BT: Your music was recently featured on Sounds from the Circle VI. What are your impressions about the New Age music genre?

Jerry: I LOVE contemporary New Age music, and I think it is a healthy, forward-looking movement. I know there has been a great deal of discussion lately about the use of the term “new age” – and whether or not it is meaningless, derogatory, both, or worse!! I must admit, that back in the 1990s, I didn’t want to associate my music with the term, mainly because I was stretching out in many directions, and most of my music was fairly edgy and experimental: some acoustic stuff and much electronic music with midi guitar synth and Yamaha fs1r FM tone module. The music with the fs1r was sometimes ambient, but it was pretty noisy and “in-your-face” — so I would not classify it as new age at all.

To me, New Age music must have some sort of spiritual, dreamy, meditative element in it. This is just my own personal definition, and as I said earlier, Krishna Das with his devotional Kirtan made such an impression on me—that it led me quite naturally to my mesmerizing trance-like dulcimer music. I’m so humbled to be on Sounds from the Circle VI!! There are so many incredible artists on this collection! Suzanne Doucet and Beth Ann Hilton do such a great job of putting this together, and it is such a monumental task with 40 tracks! A number of these compilations are among my current favorite listening: The Gathering I and II, Music That Matters (to benefit South African children), several years of Sounds From The Circle: these all are great discovery tools for me and I’ve come upon some amazing new artists this way.

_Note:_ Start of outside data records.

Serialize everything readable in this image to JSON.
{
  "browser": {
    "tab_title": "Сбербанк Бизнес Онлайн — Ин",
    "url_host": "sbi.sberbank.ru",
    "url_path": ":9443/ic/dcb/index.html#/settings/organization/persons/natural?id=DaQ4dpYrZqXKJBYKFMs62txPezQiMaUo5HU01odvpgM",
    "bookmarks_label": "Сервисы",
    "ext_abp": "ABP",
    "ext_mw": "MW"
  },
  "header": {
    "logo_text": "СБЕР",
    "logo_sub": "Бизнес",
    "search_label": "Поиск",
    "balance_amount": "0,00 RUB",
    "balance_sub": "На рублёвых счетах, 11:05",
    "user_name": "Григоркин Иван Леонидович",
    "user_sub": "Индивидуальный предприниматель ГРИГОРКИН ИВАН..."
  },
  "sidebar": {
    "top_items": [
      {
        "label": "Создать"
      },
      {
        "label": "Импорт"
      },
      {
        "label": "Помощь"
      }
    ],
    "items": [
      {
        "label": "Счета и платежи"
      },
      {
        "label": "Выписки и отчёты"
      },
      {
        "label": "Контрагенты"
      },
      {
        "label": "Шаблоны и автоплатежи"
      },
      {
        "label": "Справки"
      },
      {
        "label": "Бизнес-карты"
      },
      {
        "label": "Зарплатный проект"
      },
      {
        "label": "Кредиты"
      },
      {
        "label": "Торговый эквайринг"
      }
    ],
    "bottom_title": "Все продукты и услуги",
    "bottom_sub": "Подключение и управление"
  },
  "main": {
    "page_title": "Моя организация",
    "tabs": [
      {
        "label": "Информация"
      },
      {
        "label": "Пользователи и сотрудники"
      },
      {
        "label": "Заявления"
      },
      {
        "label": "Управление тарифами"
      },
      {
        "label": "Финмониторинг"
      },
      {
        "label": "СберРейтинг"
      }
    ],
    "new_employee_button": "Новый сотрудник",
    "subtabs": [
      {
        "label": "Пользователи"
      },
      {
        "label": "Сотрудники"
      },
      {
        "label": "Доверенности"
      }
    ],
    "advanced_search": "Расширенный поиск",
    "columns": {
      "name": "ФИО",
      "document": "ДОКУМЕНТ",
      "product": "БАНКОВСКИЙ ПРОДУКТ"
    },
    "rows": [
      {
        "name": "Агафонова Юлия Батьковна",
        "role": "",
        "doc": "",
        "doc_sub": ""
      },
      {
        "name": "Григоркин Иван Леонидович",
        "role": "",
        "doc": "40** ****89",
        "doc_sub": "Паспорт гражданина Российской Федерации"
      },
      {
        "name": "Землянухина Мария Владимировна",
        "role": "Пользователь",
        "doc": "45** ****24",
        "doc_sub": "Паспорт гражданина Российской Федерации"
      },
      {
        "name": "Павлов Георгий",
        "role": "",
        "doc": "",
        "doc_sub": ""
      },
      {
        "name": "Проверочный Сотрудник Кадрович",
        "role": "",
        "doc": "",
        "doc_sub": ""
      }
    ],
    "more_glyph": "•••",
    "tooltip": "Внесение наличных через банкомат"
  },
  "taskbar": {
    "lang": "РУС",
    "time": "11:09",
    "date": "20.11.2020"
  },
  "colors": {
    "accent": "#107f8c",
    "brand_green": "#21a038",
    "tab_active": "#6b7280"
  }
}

BT:
Today there seems to be a renewed interest in folk music and culture. Are you optimistic about the future of folk music?

Jerry: There is a huge surge in roots and Americana musics, from Appalachian Old-Time banjo & fiddle, to Bluegrass, to Cajun, to Celtic, and its hard to know where it stops. If this all comes under some sort of “folk umbrella” then so be it, but I remember a time, when I was moving from rock and blues to more folk-oriented music, that you had a term called “traditional” that was associated with “folk.” It probably doesn’t mean much today in the kaleidoscope of genres we have to navigate, but it used to point to folks that learned from their mothers or fathers or grandfathers.
Even though I play a completely handmade-in-my-own-shop folk instrument, I’m not sure how much “folk” there is in my music today, but I’m not sure that matters at all either! There are deep folk roots I’ve dug into over the four decades or so of my career–and you can definitely hear Celtic influences in many of my originals–but there are jazz elements, a Baroque device here and there, some pop and rock rhythmic grooves, and who knows what! In many ways, I consider myself a “music laboratory” because I just love to experiment with open-ended improvisations.

BT: Are you working on any new projects now?

Jerry: I’m planning out a solo acoustic/electric project now, and just sort of “inching” towards it. I will be doing more live performances in 2015, and there’s just me and my dulcimer, often with just 3-strings! I don’t do any sort of live-looping kinds of things (yet, at least!), so it is just me – solo. This is a very challenging task: to make interesting, entertaining solo music with such a delicate, subtle instrument!! But I enjoy this challenge, and I’ve been writing more Celtic-flavored original tunes, so I guess we’ll see where all this goes!

Check out Jerry Rockwell’s music on:


http://jerryrockwell.bandcamp.com

Featured in above picture: Jerry Rockwell and Sarah Lockard

Play Tapping at the Edge of Paradise on:

ituneslink

spotify

 

Also see:
http://www.jcrmusic.com
http://jerryrockwell.com